Team Work and Tributaries

Copper River Stewardship Program 2024

Just as a river gathers strength from its tributaries, we find strength in the connections we forge with others.

~Paulo Coelho

This year, the Copper River Stewardship Program’s theme was tributaries. Like the many tributaries flowing into the Copper River, nine teens from across the watershed converged on the Copper River this June. Students came from Chitina, Kenny Lake, Strelna, Slana, and Cordova. The purpose of the trip was to experience the watershed’s many tributaries, forge connections with teens from other regions, hear new perspectives, and see how individuals can contribute to a greater and healthier watershed.

The group started in Cordova at Power Creek, learning how Cordova utilizes tributaries to source electricity. Next, they canoed on the Alaganik Slough to the U.S. Forest Service Pete Dahl research camp to learn about wetlands and the research supporting artificial Dusky Canada Goose nest sites.

A ferry ride across the sound included a boat tour, meeting the captain, and learning about the effects of the 1989 Exxon Valdez oil spill from oral histories and other ferry passengers who remembered the event. The ferry sailed past Bligh Reef, where the stewards took a minute to contemplate the spill’s effects on their respective communities. 

Upriver, in the Copper Basin, the stewards set to exploring more tributaries. A raft ride down the Klutina included a lunch break with a weed-pulling session. Stewards collected over 100 lbs of the invasive White Sweet Clover from the Klutina’s banks. They ended their adventure with a jet boat ride down the Copper River to see the different ways our communities participate in subsistence fishing. 
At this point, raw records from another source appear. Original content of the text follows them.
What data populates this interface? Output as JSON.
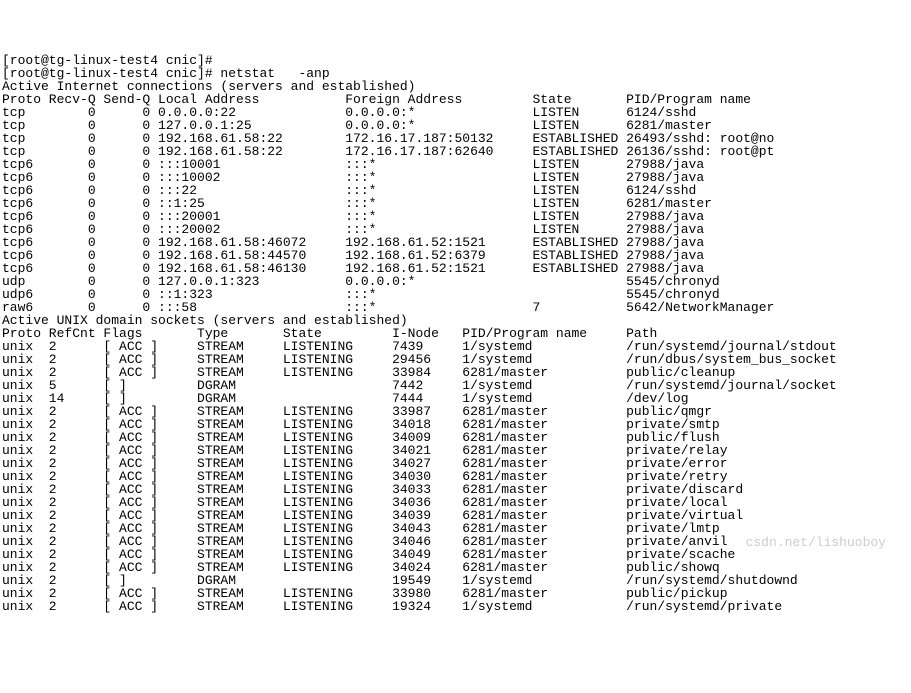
{
  "prompt1": "[root@tg-linux-test4 cnic]#",
  "prompt2": "[root@tg-linux-test4 cnic]# netstat   -anp",
  "header1": "Active Internet connections (servers and established)",
  "cols1": "Proto Recv-Q Send-Q Local Address           Foreign Address         State       PID/Program name",
  "net": [
    "tcp        0      0 0.0.0.0:22              0.0.0.0:*               LISTEN      6124/sshd",
    "tcp        0      0 127.0.0.1:25            0.0.0.0:*               LISTEN      6281/master",
    "tcp        0      0 192.168.61.58:22        172.16.17.187:50132     ESTABLISHED 26493/sshd: root@no",
    "tcp        0      0 192.168.61.58:22        172.16.17.187:62640     ESTABLISHED 26136/sshd: root@pt",
    "tcp6       0      0 :::10001                :::*                    LISTEN      27988/java",
    "tcp6       0      0 :::10002                :::*                    LISTEN      27988/java",
    "tcp6       0      0 :::22                   :::*                    LISTEN      6124/sshd",
    "tcp6       0      0 ::1:25                  :::*                    LISTEN      6281/master",
    "tcp6       0      0 :::20001                :::*                    LISTEN      27988/java",
    "tcp6       0      0 :::20002                :::*                    LISTEN      27988/java",
    "tcp6       0      0 192.168.61.58:46072     192.168.61.52:1521      ESTABLISHED 27988/java",
    "tcp6       0      0 192.168.61.58:44570     192.168.61.52:6379      ESTABLISHED 27988/java",
    "tcp6       0      0 192.168.61.58:46130     192.168.61.52:1521      ESTABLISHED 27988/java",
    "udp        0      0 127.0.0.1:323           0.0.0.0:*                           5545/chronyd",
    "udp6       0      0 ::1:323                 :::*                                5545/chronyd",
    "raw6       0      0 :::58                   :::*                    7           5642/NetworkManager"
  ],
  "header2": "Active UNIX domain sockets (servers and established)",
  "cols2": "Proto RefCnt Flags       Type       State         I-Node   PID/Program name     Path",
  "unix": [
    "unix  2      [ ACC ]     STREAM     LISTENING     7439     1/systemd            /run/systemd/journal/stdout",
    "unix  2      [ ACC ]     STREAM     LISTENING     29456    1/systemd            /run/dbus/system_bus_socket",
    "unix  2      [ ACC ]     STREAM     LISTENING     33984    6281/master          public/cleanup",
    "unix  5      [ ]         DGRAM                    7442     1/systemd            /run/systemd/journal/socket",
    "unix  14     [ ]         DGRAM                    7444     1/systemd            /dev/log",
    "unix  2      [ ACC ]     STREAM     LISTENING     33987    6281/master          public/qmgr",
    "unix  2      [ ACC ]     STREAM     LISTENING     34018    6281/master          private/smtp",
    "unix  2      [ ACC ]     STREAM     LISTENING     34009    6281/master          public/flush",
    "unix  2      [ ACC ]     STREAM     LISTENING     34021    6281/master          private/relay",
    "unix  2      [ ACC ]     STREAM     LISTENING     34027    6281/master          private/error",
    "unix  2      [ ACC ]     STREAM     LISTENING     34030    6281/master          private/retry",
    "unix  2      [ ACC ]     STREAM     LISTENING     34033    6281/master          private/discard",
    "unix  2      [ ACC ]     STREAM     LISTENING     34036    6281/master          private/local",
    "unix  2      [ ACC ]     STREAM     LISTENING     34039    6281/master          private/virtual",
    "unix  2      [ ACC ]     STREAM     LISTENING     34043    6281/master          private/lmtp",
    "unix  2      [ ACC ]     STREAM     LISTENING     34046    6281/master          private/anvil",
    "unix  2      [ ACC ]     STREAM     LISTENING     34049    6281/master          private/scache",
    "unix  2      [ ACC ]     STREAM     LISTENING     34024    6281/master          public/showq",
    "unix  2      [ ]         DGRAM                    19549    1/systemd            /run/systemd/shutdownd",
    "unix  2      [ ACC ]     STREAM     LISTENING     33980    6281/master          public/pickup",
    "unix  2      [ ACC ]     STREAM     LISTENING     19324    1/systemd            /run/systemd/private"
  ],
  "watermark": "csdn.net/lishuoboy"
}
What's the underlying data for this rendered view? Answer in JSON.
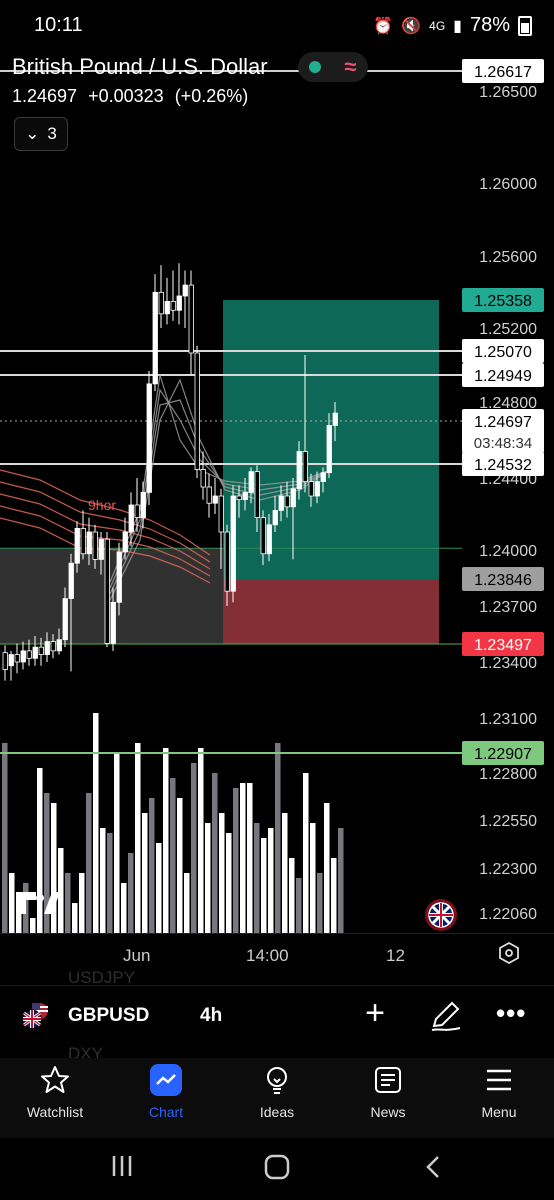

Traveling from the delta to the basin gave the stewards a front-row seat to the diversity of the landscape. One steward commented, “The [Copper River] watershed contains a beautiful variety of landscapes and terrains,” while another noted, “ I learned the history of my ancestors’ lands.” 

The trip, while educational and academic, also had an artistic and emotional component. Stewards engaged in journaling practices, both writing and illustrative. Taking a moment to sit in nature and contemplate their role in the ecosystem led to some eye-opening epiphanies, such as “ how big the watershed really is and also how beautiful the land is.”

When asked how the trip had changed them as people, one steward responded, “I realized how much more compatible I am with nature rather than electronics.”

 To see more details from their trip, visit their story map. 

If you know a teen interested in joining the 2025 Copper River Stewardship Program, visit our website and learn what it takes to apply to be a Copper River Steward. 

This program was made possible through partnerships with Wrangell Institute For Science and Environment, Copper River Watershed Project, The Bureau of Land Management, The U.S. Forest Service, and the National Park Service. Support for the program comes from Prince William Sound Regional Citizen’s Advisory Council, Alyeksa Pipeline Services Co., and the Kate Svitek Memorial Foundation.